PROVIDENCE, R.I. (WPRI) – Providence Mayor Jorge Elorza said Sunday the city will continue its longstanding policy of not referring undocumented immigrants who aren’t facing criminal charges to federal immigration officials, even if that means losing out on federal funding.
Elorza’s comments came as a response to incoming President-elect Donald Trump, who has threatened to withhold federal dollars to so-called “sanctuary cities” during his campaign.
“We are standing with cities like Los Angles and New York City who have made it clear that we will not sacrifice a single resident and we will continue to protect our communities,” Elorza, a Democrat whose parents were born in Guatemala, said in a statement. “It is important that every resident can live their lives without fear of being persecuted.”
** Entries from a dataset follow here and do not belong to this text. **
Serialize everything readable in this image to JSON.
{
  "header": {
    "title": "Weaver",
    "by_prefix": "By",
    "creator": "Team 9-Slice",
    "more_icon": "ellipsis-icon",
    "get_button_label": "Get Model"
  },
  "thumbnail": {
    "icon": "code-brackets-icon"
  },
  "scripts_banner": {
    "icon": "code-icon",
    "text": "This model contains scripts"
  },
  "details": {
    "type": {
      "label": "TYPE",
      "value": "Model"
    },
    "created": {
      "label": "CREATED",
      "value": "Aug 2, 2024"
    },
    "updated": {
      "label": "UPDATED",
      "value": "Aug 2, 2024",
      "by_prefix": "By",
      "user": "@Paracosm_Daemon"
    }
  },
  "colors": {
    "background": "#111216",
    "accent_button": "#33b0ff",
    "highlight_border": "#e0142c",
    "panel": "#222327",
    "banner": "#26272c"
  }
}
Elorza’s comments were first reported by The Providence Journal.
As it stands now, the fingerprints of any person arrested in Rhode Island’s capital city are run through a federal database, according to Public Safety Commissioner Steven Pare. If a person is in the country illegally, the database automatically informs U.S. Immigration and Customs Enforcement (ICE) of the arrest. The city does not hold undocumented immigrants simply for being undocumented, so ICE officers seeking to detain a suspect arrested in Providence must attend their arraignment.
Providence also has a policy of not referring undocumented immigrants accused of civil infractions to ICE. For example, if an undocumented person is given a ticket for a trash violation in the city, the person isn’t flagged for ICE.
“We will continue enforcing our current policy to ensure that law-abiding residents can do just that regardless of inconsequential civil infractions,” Elorza said. “In Providence, we are truly stronger when we’re together and I will work to protect every resident who feels uncertain of our nation’s future.”
Elorza’s comments came a day after he attended a meeting at Hope High School to began organizing local opposition to the incoming Trump administration. State Rep. Aaron Regunberg, D-Providence, estimated that roughly 1,000 people were at the event.
“I woke up Wednesday morning of this week feeling like I was in a nightmare,” Regunberg said in his prepared remarks. “I’m terrified about what a Trump presidency, aligned with the far-right Congress, will do for our country and our planet.”
On the campaign trail, Trump threatened to block federal funding to sanctuary cities, but because that term does not have a legal definition, it’s unclear which communities could be at risk. ICE has identified 300 jurisdictions across the country as having “a policy that is non-cooperative and obstructs immigration enforcement,” according to the Center for Immigration Studies, a conservative think tank based in Washington.
Although the Center for Immigration Studies does not list Providence as a sanctuary city, critics have long accused the city of being too lenient when it comes to undocumented immigrants.
In 2011, then-Mayor Angel Taveras and Pare asked the U.S. Department of Homeland Security whether Providence could opt out of using Secure Communities, an initiative that asked local law enforcement agencies to run the fingerprints of accused criminals against federal immigration databases. (The city was told it must participate in the program.)
The Secure Communities program was discontinued in 2014 after President Obama signed an executive order overhauling the nation’s immigration policy.
An Eyewitness News review of statistics published by ICE shows Secure Communities led to the deportation of 343 individuals in Rhode Island between 2011 and 2015.
Ted Nesi contributed to this report.